One of the most outstanding scientists of all time, Albert Einstein, used to call himself an “involuntary swindler”, whose work didn’t deserve that much attention. Even the award-winning writer Maya Angelou couldn't escape the niggling self-doubt that she hadn't really earned her accomplishment. “I’ve run a game on everybody, and they’re going to find me out”, that’s what she used to say, in spite of writing 11 books and winning several prestigious awards.
The first one to study this sense of insecurity was a psychologist named Pauline Rose Clance. She noticed how many of her patients who were students or were about to step into the professional world shared a common concern: even after scoring high grades and securing spots in prestigious universities, they believed they didn't deserve it all. Some even went to the extent of thinking it was an admission error. Clance could clearly remember how she felt the same way in graduate school.
So where do these feelings of self-doubt come from?
People who are well skilled tend to think others are just as skilled, pulling them into thinking if they really deserve opportunities over others. And just like Angelou and Einstein, there’s no particular level of accomplishment that puts these thoughts at rest.

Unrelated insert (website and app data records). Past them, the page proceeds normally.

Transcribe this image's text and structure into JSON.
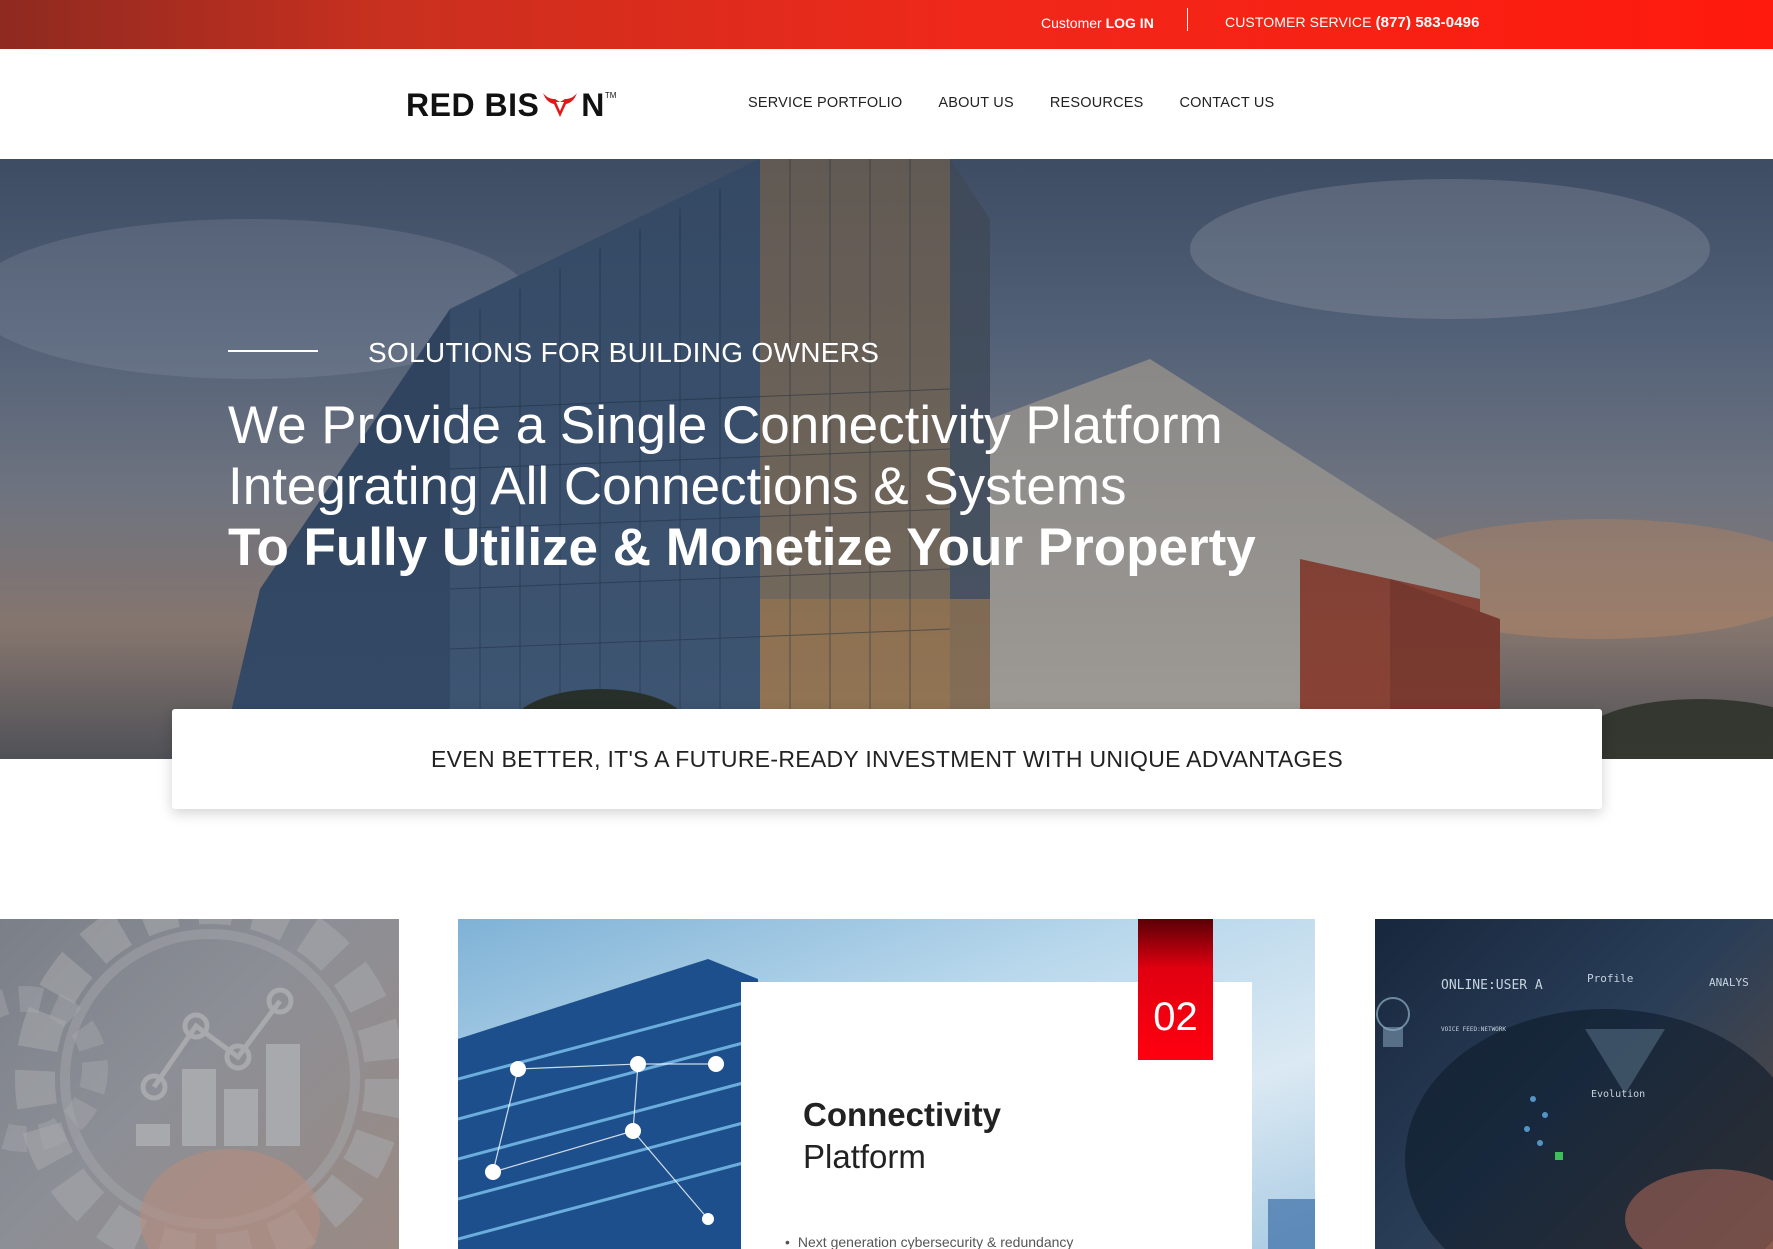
{
  "topbar": {
    "login_prefix": "Customer",
    "login_link": "LOG IN",
    "service_label": "CUSTOMER SERVICE",
    "service_phone": "(877) 583-0496"
  },
  "brand": {
    "left": "RED BIS",
    "right": "N",
    "tm": "TM",
    "accent_color": "#e3161b"
  },
  "nav": {
    "items": [
      "SERVICE PORTFOLIO",
      "ABOUT US",
      "RESOURCES",
      "CONTACT US"
    ]
  },
  "hero": {
    "eyebrow": "SOLUTIONS FOR BUILDING OWNERS",
    "line1": "We Provide a Single Connectivity Platform",
    "line2": "Integrating All Connections & Systems",
    "line3": "To Fully Utilize & Monetize Your Property"
  },
  "callout": {
    "text": "EVEN BETTER, IT'S A FUTURE-READY INVESTMENT WITH UNIQUE ADVANTAGES"
  },
  "features": {
    "card": {
      "number": "02",
      "title_bold": "Connectivity",
      "title_light": "Platform",
      "bullet": "Next generation cybersecurity & redundancy"
    },
    "right_image_text": {
      "online": "ONLINE:USER A",
      "profile": "Profile",
      "analysis": "ANALYS",
      "evolution": "Evolution",
      "voice": "VOICE FEED:NETWORK"
    }
  }
}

Feelings of self-doubt aren't just restricted to highly skilled people, either. We each doubt ourselves privately, but since no one is voicing their thoughts, we believe we’re alone in thinking that way. We don’t really know how hard our peers are working, how difficult they find certain tasks, or just how much they doubt themselves, which makes coming out of this feeling of incapability quite hard. And this very self-doubt prevents a lot of great ideas from coming to the surface, and a lot of talented people from applying for a job where they would have excelled otherwise.
So far, one of the best and proven ways to combat self-doubt is to talk about it. People going through this fear that if they openly ask or talk about their performance, their fear of being average will be confirmed. And even if they hear good words about their work, it fails to put their mind at ease. But hearing about the struggles and experiences of their seniors or mentors can help relieve those feelings. Even simply finding out that they’re not alone in this brings great sense of relief.